Take a look at this article posted at the Desiring God blog today!
A brisk walk is fresh air IS such a balm for frustration.
in fresh air
I couldn’t agree more, Sarah. We try to take a morning walk at least three days a week and I attribute doing so to the smoothness of our mornings…and the maintenance of my sanity.
Very convicting and encouraging! Thank your for this motivation to set the example for my kids in physical health.
You’re welcome, Kirsten. I appreciate you making time to comment, as it encourages me that there is a desire for these types of posts here in future.
Oh, convicting! I’ve gotten the baby weight off, but I would like to get down to pre-first born weight (about 20 lbs down). And I want my children to be active, so yes, I need to model it. Thanks for the push/kick in the bum and I look forward to more posts!
Thanks, Rachael. Know that you are in good company. I hope we can all encourage and inspire each other to make these goals a reality in 2017.
LOVED your podcast on the Mason Jar! Very inspiring! I have four boys, ages 7/5/3/2, and a little girl 5mo…and a husband in the military also…so obviously, if you do the math, trying to get “back in shape after the baby” has been a little like trying to hang a purse from a moving ceiling fan. Especially now that we’ve officially outgrown the double jogging stroller I relied upon early-on. So I NEED a boost in this area.

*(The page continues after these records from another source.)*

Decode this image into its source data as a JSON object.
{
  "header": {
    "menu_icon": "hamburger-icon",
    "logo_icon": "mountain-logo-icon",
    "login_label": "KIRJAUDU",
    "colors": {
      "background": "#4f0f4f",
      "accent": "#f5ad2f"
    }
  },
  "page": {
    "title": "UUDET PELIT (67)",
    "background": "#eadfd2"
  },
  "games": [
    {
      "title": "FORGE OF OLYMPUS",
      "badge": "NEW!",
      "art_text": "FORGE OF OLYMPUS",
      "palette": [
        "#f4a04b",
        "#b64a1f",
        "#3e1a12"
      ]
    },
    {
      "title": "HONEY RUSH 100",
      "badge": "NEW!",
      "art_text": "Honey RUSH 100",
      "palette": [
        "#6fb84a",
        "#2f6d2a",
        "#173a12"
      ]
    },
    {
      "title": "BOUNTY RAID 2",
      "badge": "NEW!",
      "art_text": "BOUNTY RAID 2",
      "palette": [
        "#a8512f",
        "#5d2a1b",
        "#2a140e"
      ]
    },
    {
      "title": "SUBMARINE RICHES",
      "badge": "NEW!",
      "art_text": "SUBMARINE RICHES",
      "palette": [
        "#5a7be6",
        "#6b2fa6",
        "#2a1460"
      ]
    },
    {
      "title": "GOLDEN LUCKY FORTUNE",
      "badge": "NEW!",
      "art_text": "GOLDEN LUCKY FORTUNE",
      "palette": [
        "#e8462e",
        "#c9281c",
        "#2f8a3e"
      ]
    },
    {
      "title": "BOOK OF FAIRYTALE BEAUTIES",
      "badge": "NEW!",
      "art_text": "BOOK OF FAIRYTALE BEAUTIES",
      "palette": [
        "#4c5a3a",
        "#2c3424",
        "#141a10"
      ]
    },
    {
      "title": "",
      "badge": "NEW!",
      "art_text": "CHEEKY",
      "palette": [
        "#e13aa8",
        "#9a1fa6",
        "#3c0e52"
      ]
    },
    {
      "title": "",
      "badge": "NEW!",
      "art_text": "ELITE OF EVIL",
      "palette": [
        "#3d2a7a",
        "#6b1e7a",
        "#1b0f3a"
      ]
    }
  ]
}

Awww, thank you Amanda! I really appreciate your kind words. I am only a mom of two and this is a very real struggle for me. I can only imagine how challenging it is with more children who are so close in age. But I have to remind myself that my goal is to be fit and healthy – even if my body never reaches its pre-pregnancy state. You can do this, too!
Thank you! This does make me want to get moving. I definitely fell (even further) into the making-excuses-not-to-exercise category after having kids, and I am suffering for it. May I optimistically and presumptuously assume that some practical tips on “busy mom exercising” are on the way, in future posts? 🙂
You most certainly may, Kristi! My vision moving forward with this series is that each month’s post will have ideas and suggestions for us to squeeze more activity into our days.
Excellent! Thank you, Dawn!
I love this, Dawn! I’m so prone to these and many more excuses but you state this truth with so much ease, grace, and simplicity. My husband is my encouragement and exercise partner – we gave up ‘date night’ long ago for ‘morning run’ followed by a quiet coffee…and I’m the better for it. I miss you and our fellow readers at AO! I’m sure I’m missing lots but tis the season in my life and I wouldn’t miss this crazy busy for anything. Great to read this! Thanks, Brandy, for featuring Dawn!
Oh, Karen. We miss you so much – but I entirely understand about stages of life and that ebb and flow. My husband and I always bonded over exercise, too – we met in a spin class, actually:) and spent 2 hours in the gym on my oldest son’s due date – and we miss having that time together. I love the idea of using date time for activity together, though. Since I abhor running it would have to be hiking or riding, but it still works:). Thanks for the idea and for your sweet remarks!
I will join you!! Love, love, love this post Dawn! Verrrry inspiring!
Awww. Thanks, Katydid. I’m going to use these posts as a means of exploring how all of us – regardless of fitness level or proclivity for exercise – can find motivation to move more and be healthier. “For the children’s sake” as well as for our own:).